You have to feel it!
Fascinating insight into our complex relationship with complex ideas!
There’s a powerful saying in the world of writing: If you can’t feel it you can’t write it!
But our feelings are so, so much a part of what it is to be human. That’s why I spent some time exploring how our resistance to change is so wrapped up in the emotions that change brings about in an article back on the 2nd August: Changing the person: Me.
So a post on the grist online magazine not so long ago really caught my eye. It was called Why climate change doesn’t spark moral outrage, and how it could, and was written by David Roberts. I would dearly love to have sought David’s permission to republish it in full; it’s so relevant to understanding how we humans have to approach turning back from our present course of making the Earth’s biosphere uninhabitable for we humans.
But in a couple of days time, I have a Post coming out that is republished with David’s written permission called Cutting CO2 emissions – who leads the world! It felt greedy to ask David for another full republication. So I’m going to dip into this one, hopefully to the point where you will go across to grist and read it for yourself.

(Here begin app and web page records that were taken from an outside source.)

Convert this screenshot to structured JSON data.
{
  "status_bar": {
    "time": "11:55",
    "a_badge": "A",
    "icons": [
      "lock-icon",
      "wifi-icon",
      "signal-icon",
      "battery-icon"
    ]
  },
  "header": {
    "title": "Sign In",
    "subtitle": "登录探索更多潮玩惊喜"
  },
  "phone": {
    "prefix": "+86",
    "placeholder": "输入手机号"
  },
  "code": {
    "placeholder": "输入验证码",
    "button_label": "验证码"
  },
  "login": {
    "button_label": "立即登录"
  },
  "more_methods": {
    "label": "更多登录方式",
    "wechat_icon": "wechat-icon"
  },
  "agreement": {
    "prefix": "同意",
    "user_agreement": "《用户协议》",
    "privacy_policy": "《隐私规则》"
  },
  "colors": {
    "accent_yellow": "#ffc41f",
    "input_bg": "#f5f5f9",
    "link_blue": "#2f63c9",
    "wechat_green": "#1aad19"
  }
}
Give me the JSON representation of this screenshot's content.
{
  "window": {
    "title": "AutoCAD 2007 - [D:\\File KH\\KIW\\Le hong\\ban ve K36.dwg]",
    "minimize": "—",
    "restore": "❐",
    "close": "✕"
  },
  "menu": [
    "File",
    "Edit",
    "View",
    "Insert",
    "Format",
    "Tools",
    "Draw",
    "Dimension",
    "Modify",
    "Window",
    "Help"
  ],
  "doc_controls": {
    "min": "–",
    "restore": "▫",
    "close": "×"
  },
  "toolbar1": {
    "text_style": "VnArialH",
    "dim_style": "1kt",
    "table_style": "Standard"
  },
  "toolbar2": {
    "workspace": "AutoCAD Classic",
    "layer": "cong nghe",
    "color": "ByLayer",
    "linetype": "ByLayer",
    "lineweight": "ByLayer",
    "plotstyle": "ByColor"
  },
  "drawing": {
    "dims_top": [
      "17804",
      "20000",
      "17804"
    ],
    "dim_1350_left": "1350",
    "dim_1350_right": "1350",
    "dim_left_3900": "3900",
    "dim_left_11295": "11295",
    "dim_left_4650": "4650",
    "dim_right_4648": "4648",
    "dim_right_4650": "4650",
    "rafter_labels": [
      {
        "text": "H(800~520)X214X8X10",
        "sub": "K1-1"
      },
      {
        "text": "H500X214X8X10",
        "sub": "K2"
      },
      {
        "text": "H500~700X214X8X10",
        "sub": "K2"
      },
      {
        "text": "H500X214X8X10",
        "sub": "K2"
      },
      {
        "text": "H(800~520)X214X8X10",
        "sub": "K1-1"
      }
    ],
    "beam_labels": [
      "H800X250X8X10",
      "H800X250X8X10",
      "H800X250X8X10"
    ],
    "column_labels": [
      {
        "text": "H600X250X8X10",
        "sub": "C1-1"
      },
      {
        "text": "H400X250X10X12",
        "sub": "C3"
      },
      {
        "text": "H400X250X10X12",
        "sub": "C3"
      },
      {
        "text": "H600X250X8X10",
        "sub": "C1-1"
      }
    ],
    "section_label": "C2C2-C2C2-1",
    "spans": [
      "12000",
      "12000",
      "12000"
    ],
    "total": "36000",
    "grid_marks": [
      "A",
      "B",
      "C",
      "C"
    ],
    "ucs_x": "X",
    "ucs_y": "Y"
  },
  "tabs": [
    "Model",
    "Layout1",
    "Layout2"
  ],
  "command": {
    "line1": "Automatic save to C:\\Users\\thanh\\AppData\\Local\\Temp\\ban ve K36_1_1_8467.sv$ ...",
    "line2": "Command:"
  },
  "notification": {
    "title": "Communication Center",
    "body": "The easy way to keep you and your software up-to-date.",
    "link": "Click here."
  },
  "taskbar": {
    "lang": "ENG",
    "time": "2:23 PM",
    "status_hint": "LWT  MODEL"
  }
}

David opens up as follows:
Perhaps the single biggest barrier to action on climate change is the fact that it doesn’t hit us in the gut. We can identify it as a great moral wrong, through a chain of evidence and reasoning, but we do not instinctively feel it as one. It does not trigger our primal moral intuitions or generate spontaneous outrage, anger, and passion. It’s got no emotional heat. (Ironic!)
David’s article then goes on to refer to a recent paper published on the Nature.com website called Climate change and moral judgement by Ezra M. Markowitz & Azim F. Shariff. The abstract sets out that:

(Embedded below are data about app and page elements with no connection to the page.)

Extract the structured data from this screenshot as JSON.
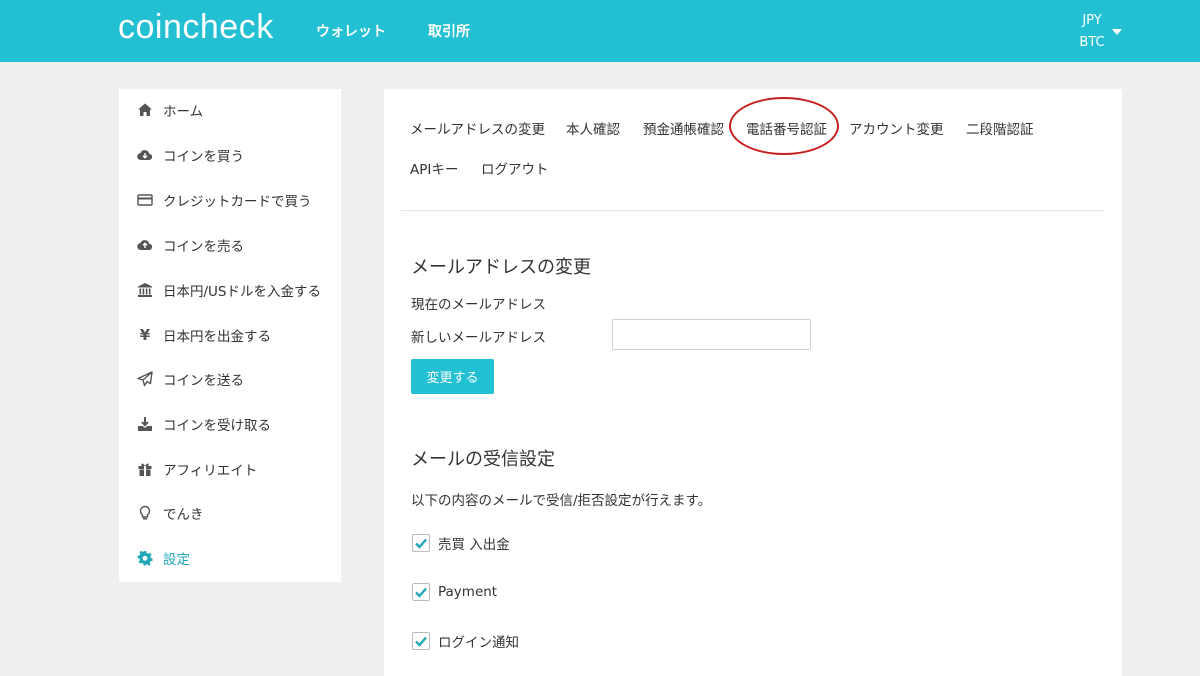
{
  "header": {
    "logo": "coincheck",
    "nav": [
      {
        "label": "ウォレット"
      },
      {
        "label": "取引所"
      }
    ],
    "currency_top": "JPY",
    "currency_bottom": "BTC"
  },
  "sidebar": {
    "items": [
      {
        "label": "ホーム",
        "icon": "home-icon"
      },
      {
        "label": "コインを買う",
        "icon": "cloud-download-icon"
      },
      {
        "label": "クレジットカードで買う",
        "icon": "credit-card-icon"
      },
      {
        "label": "コインを売る",
        "icon": "cloud-upload-icon"
      },
      {
        "label": "日本円/USドルを入金する",
        "icon": "bank-icon"
      },
      {
        "label": "日本円を出金する",
        "icon": "yen-icon",
        "glyph": "¥"
      },
      {
        "label": "コインを送る",
        "icon": "paper-plane-icon"
      },
      {
        "label": "コインを受け取る",
        "icon": "download-tray-icon"
      },
      {
        "label": "アフィリエイト",
        "icon": "gift-icon"
      },
      {
        "label": "でんき",
        "icon": "lightbulb-icon"
      },
      {
        "label": "設定",
        "icon": "gear-icon",
        "active": true
      }
    ]
  },
  "tabs": [
    {
      "label": "メールアドレスの変更"
    },
    {
      "label": "本人確認"
    },
    {
      "label": "預金通帳確認"
    },
    {
      "label": "電話番号認証",
      "highlighted": true
    },
    {
      "label": "アカウント変更"
    },
    {
      "label": "二段階認証"
    },
    {
      "label": "APIキー"
    },
    {
      "label": "ログアウト"
    }
  ],
  "email_section": {
    "title": "メールアドレスの変更",
    "current_label": "現在のメールアドレス",
    "new_label": "新しいメールアドレス",
    "new_value": "",
    "submit_label": "変更する"
  },
  "mail_settings": {
    "title": "メールの受信設定",
    "description": "以下の内容のメールで受信/拒否設定が行えます。",
    "options": [
      {
        "label": "売買 入出金",
        "checked": true
      },
      {
        "label": "Payment",
        "checked": true
      },
      {
        "label": "ログイン通知",
        "checked": true
      }
    ]
  },
  "colors": {
    "brand": "#23bfd2",
    "active": "#23a8b8",
    "highlight_ring": "#c8201f"
  }
}
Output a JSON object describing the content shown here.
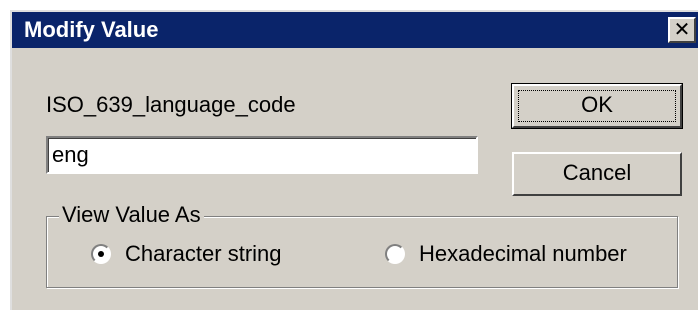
{
  "window": {
    "title": "Modify Value",
    "close_glyph": "✕",
    "close_icon": "close-icon"
  },
  "field": {
    "label": "ISO_639_language_code",
    "value": "eng"
  },
  "buttons": {
    "ok_label": "OK",
    "cancel_label": "Cancel"
  },
  "view_as": {
    "legend": "View Value As",
    "options": [
      {
        "label": "Character string",
        "selected": true
      },
      {
        "label": "Hexadecimal number",
        "selected": false
      }
    ]
  },
  "colors": {
    "titlebar": "#0a246a",
    "face": "#d4d0c8"
  }
}
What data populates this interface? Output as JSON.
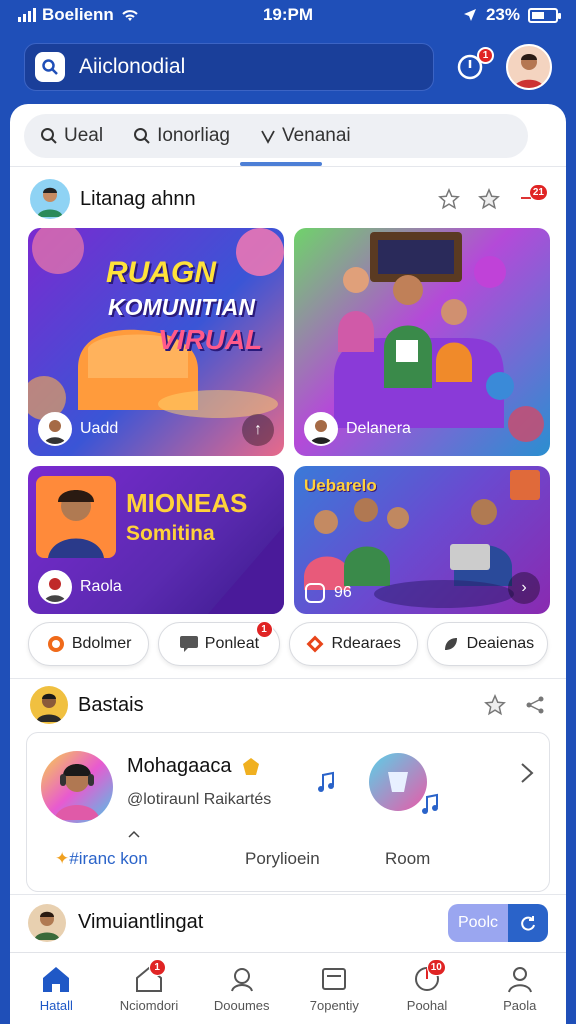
{
  "status_bar": {
    "carrier": "Boelienn",
    "time": "19:PM",
    "battery": "23%"
  },
  "header": {
    "search_label": "Aiiclonodial",
    "bell_badge": "1"
  },
  "tabs": [
    {
      "label": "Ueal",
      "icon": "search-icon"
    },
    {
      "label": "Ionorliag",
      "icon": "search-icon"
    },
    {
      "label": "Venanai",
      "icon": "check-icon"
    }
  ],
  "section1": {
    "title": "Litanag ahnn",
    "badge": "21",
    "cards": [
      {
        "headline_1": "RUAGN",
        "headline_2": "KOMUNITIAN",
        "headline_3": "VIRUAL",
        "caption": "Uadd"
      },
      {
        "caption": "Delanera"
      },
      {
        "headline_1": "MIONEAS",
        "headline_2": "Somitina",
        "caption": "Raola"
      },
      {
        "headline_1": "Uebarelo",
        "caption": "96"
      }
    ]
  },
  "chips": [
    {
      "label": "Bdolmer",
      "icon": "flame-icon"
    },
    {
      "label": "Ponleat",
      "icon": "chat-icon",
      "badge": "1"
    },
    {
      "label": "Rdearaes",
      "icon": "diamond-icon"
    },
    {
      "label": "Deaienas",
      "icon": "leaf-icon"
    }
  ],
  "section2": {
    "title": "Bastais",
    "featured": {
      "name": "Mohagaaca",
      "handle": "@lotiraunl Raikartés",
      "tag": "#iranc kon",
      "col2": "Porylioein",
      "col3": "Room"
    }
  },
  "bottom_row": {
    "title": "Vimuiantlingat",
    "button_label": "Poolc"
  },
  "nav": [
    {
      "label": "Hatall",
      "icon": "home-icon",
      "active": true
    },
    {
      "label": "Nciomdori",
      "icon": "house-icon",
      "badge": "1"
    },
    {
      "label": "Dooumes",
      "icon": "profile-icon"
    },
    {
      "label": "7opentiy",
      "icon": "calendar-icon"
    },
    {
      "label": "Poohal",
      "icon": "chart-icon",
      "badge": "10"
    },
    {
      "label": "Paola",
      "icon": "user-icon"
    }
  ],
  "colors": {
    "brand": "#1f4fb8",
    "accent": "#2a63c9",
    "badge": "#e02424"
  }
}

Converging evidence from the behavioural and brain sciences suggests that the human moral judgement system is not well equipped to identify climate change — a complex, large-scale and unintentionally caused phenomenon — as an important moral imperative. As climate change fails to generate strong moral intuitions, it does not motivate an urgent need for action in the way that other moral imperatives do. We review six reasons why climate change poses significant challenges to our moral judgement system and describe six strategies that communicators might use to confront these challenges. Enhancing moral intuitions about climate change may motivate greater support for ameliorative actions and policies.
M’mmm – not sure how that leaves me. (Which is my way of saying that I don’t really understand that!) Luckily David goes on to say that the authors “go on to identify six reasons why, “unlike financial fraud or terrorist attacks, climate change does not register, emotionally, as a wrong that demands to be righted.” and refers to an interesting table in the research paper.
Now go to the article on grist to better understand how those challenges are explained.
Then later on in the research paper, there is a second table, as below:
Again, these strategies are expanded upon in David’s article. What I will do is to copy his final few paragraphs:
6. Highlight positive social norms: This is, to me, the Big Kahuna. As I was reading about all the psychological barriers to climate action, I kept thinking, “one thing can overcome all these: peer pressure!” If people see others that they view as peers or leaders doing something, they will tend to do it too, and retrofit reasons for it after the fact. This is the essence of humans as social creatures.
The recommendation is twofold, though: not just to “highlight pro-environmental, prosocial injunctive norms such as prohibitions against being wasteful,” but also to “be careful not to inadvertently highlight negative, but existent, descriptive norms, which can actually encourage individuals to follow suit in the wrong direction.”
In other words, you want to emphasize that climate hawkery is good, socially desirable, admirable, and that all the cool kids are doing it. You don’t want to give people the impression that “everyone’s doing it” if it is bad. Even if you state clearly that it’s bad, the fact that others are doing it is, in and of itself, a powerful incentive to do it too. It’s the herd instinct. This is good reason not to whine on and on about how everyone drives too much or everyone wastes electricity. The subtext is, “it’s the social norm.”
Aaaanyway, this is a lot of food for thought. But it’s the kind of stuff — not about science but about people — that far too many climate hawks ignore or disregard. Climate change is not only the economic and ecological crisis of our time, it’s also a moral crisis. What we are doing to our descendants is a moral crime. Finding ways to help people get that, feel it in their guts the way they would if someone threatened their own families, is a precondition for serious, sustained action.
Let me repeat David’s closing words, “Climate change is not only the economic and ecological crisis of our time, it’s also a moral crisis. What we are doing to our descendants is a moral crime.“
OK, so how strongly do you feel that? Great, so you do feel it – even feel it deep inside you.
Now that you do, let’s all get stuck into making a difference. It is all about doing. As someone of huge stature, and a wonderful person of action no less, said;
I have been impressed with the urgency of doing. Knowing is not enough; we must apply. Being willing is not enough, we must do. Leonardo da Vinci (1452-1519)
We must do! Start your own ‘doing’, don’t wait upon others, actively look for ideas (there are a few here) and together we can make a positive difference.
Well done, David – great article.